World’s eight richest as wealthy as half humanity, Oxfam tells Davos
By Ben Hirschler
Jan 15 2017
Just eight individuals, all men, own as much wealth as the poorest half of the world’s population, Oxfam said on Monday in a report calling for action to curtail rewards for those at the top.
As decision makers and many of the super-rich gather for this week’s World Economic Forum (WEF) annual meeting in Davos, the charity’s report suggests the wealth gap is wider than ever, with new data for China and India indicating that the poorest half of the world owns less than previously estimated.
Oxfam, which described the gap as “obscene”, said if the new data had been available before, it would have shown that in 2016 nine people owned the same as the 3.6 billion who make up the poorest half of humanity, rather than 62 estimated at the time.
In 2010, by comparison, it took the combined assets of the 43 richest people to equal the wealth of the poorest 50 percent, according to the latest calculations.
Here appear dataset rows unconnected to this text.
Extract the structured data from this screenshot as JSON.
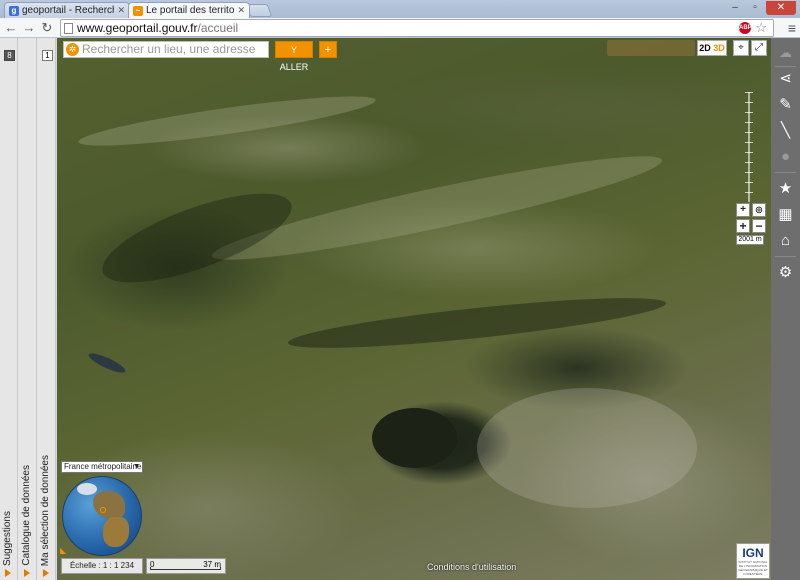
{
  "browser": {
    "tabs": [
      {
        "title": "geoportail - Recherche",
        "favicon": "google-icon",
        "active": false
      },
      {
        "title": "Le portail des territoires",
        "favicon": "geoportail-icon",
        "active": true
      }
    ],
    "url_host": "www.geoportail.gouv.fr",
    "url_path": "/accueil",
    "abp_label": "ABP"
  },
  "left_panel": {
    "col1_number": "8",
    "col2_number": "1",
    "suggestions_label": "Suggestions",
    "catalogue_label": "Catalogue de données",
    "selection_label": "Ma sélection de données"
  },
  "map": {
    "search_placeholder": "Rechercher un lieu, une adresse",
    "go_label": "Y ALLER",
    "plus_label": "+",
    "mode_2d": "2D",
    "mode_3d": "3D",
    "zoom_in": "+",
    "zoom_out": "−",
    "zoom_scale": "2001 m",
    "region": "France métropolitaine",
    "scale_text": "Échelle : 1 : 1 234",
    "scalebar_start": "0",
    "scalebar_end": "37 m",
    "conditions": "Conditions d'utilisation",
    "logo_text": "IGN",
    "logo_subtext": "INSTITUT NATIONAL DE L'INFORMATION GÉOGRAPHIQUE ET FORESTIÈRE"
  },
  "right_tools": [
    "share-icon",
    "pencil-icon",
    "measure-icon",
    "alert-icon",
    "star-icon",
    "map-icon",
    "house-icon",
    "gear-icon"
  ],
  "colors": {
    "accent": "#f29200",
    "sidebar": "#6e6e6e"
  }
}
Inequality has moved up the agenda in recent years, with the head of the International Monetary Fund and the Pope among those warning of its corrosive effects, while resentment of elites has helped fuel an upsurge in populist politics.
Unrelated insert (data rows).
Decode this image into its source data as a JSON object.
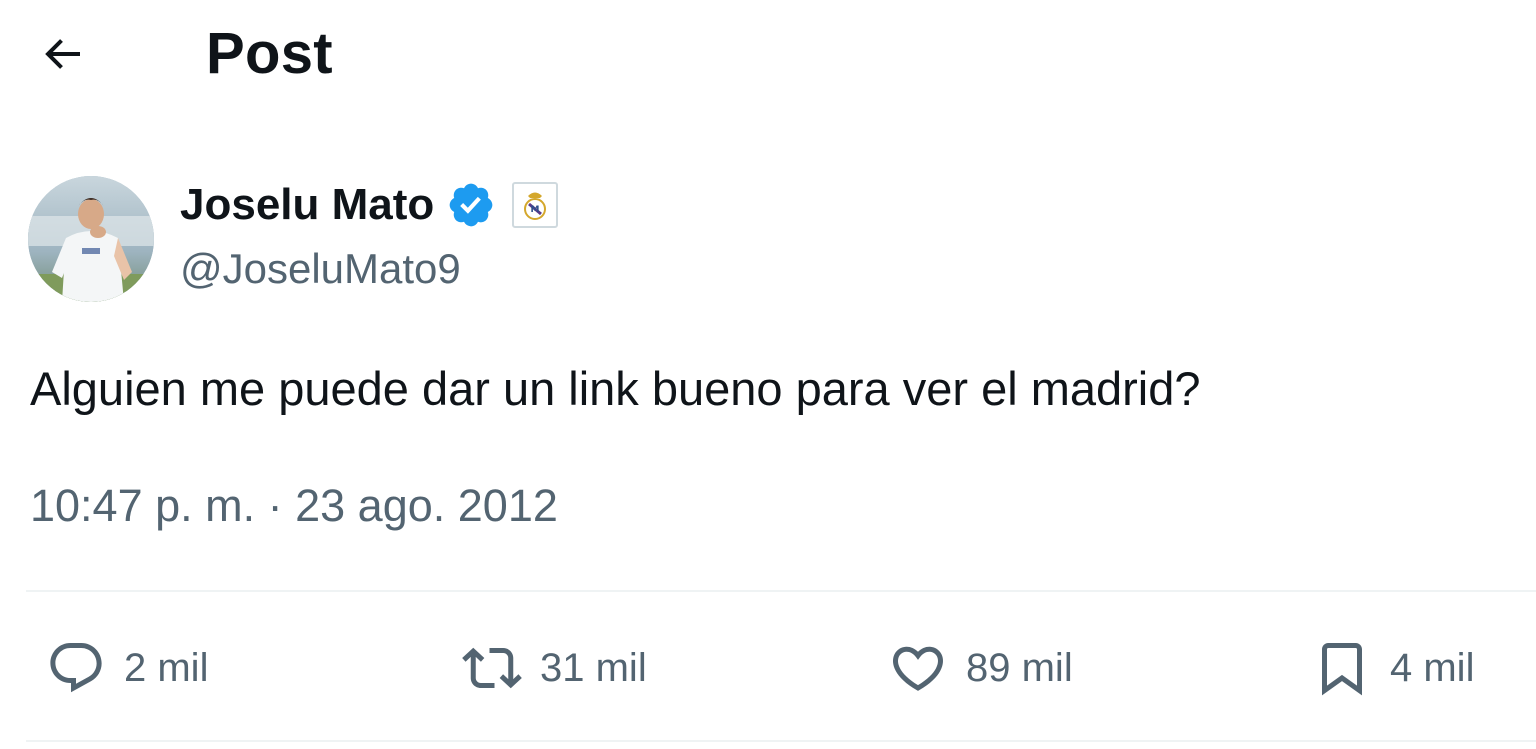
{
  "header": {
    "back_icon": "arrow-left-icon",
    "title": "Post"
  },
  "author": {
    "display_name": "Joselu Mato",
    "handle": "@JoseluMato9",
    "verified_icon": "verified-badge-icon",
    "verified_color": "#1d9bf0",
    "affiliation_icon": "real-madrid-crest-icon"
  },
  "post": {
    "text": "Alguien me puede dar un link bueno para ver el madrid?",
    "timestamp": "10:47 p. m. · 23 ago. 2012"
  },
  "actions": {
    "reply": {
      "icon": "reply-icon",
      "count": "2 mil"
    },
    "repost": {
      "icon": "repost-icon",
      "count": "31 mil"
    },
    "like": {
      "icon": "heart-icon",
      "count": "89 mil"
    },
    "bookmark": {
      "icon": "bookmark-icon",
      "count": "4 mil"
    }
  },
  "colors": {
    "text_primary": "#0f1419",
    "text_secondary": "#536471",
    "divider": "#eff3f4",
    "background": "#ffffff"
  }
}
Concern about the issue was highlighted again in the WEF’s own global risks report last week.
“We see a lot of hand-wringing – and clearly Trump’s victory and Brexit gives that new impetus this year – but there is a lack of concrete alternatives to business as usual,” said Max Lawson, Oxfam’s head of policy.
“There are different ways of running capitalism that could be much, much more beneficial to the majority of people.”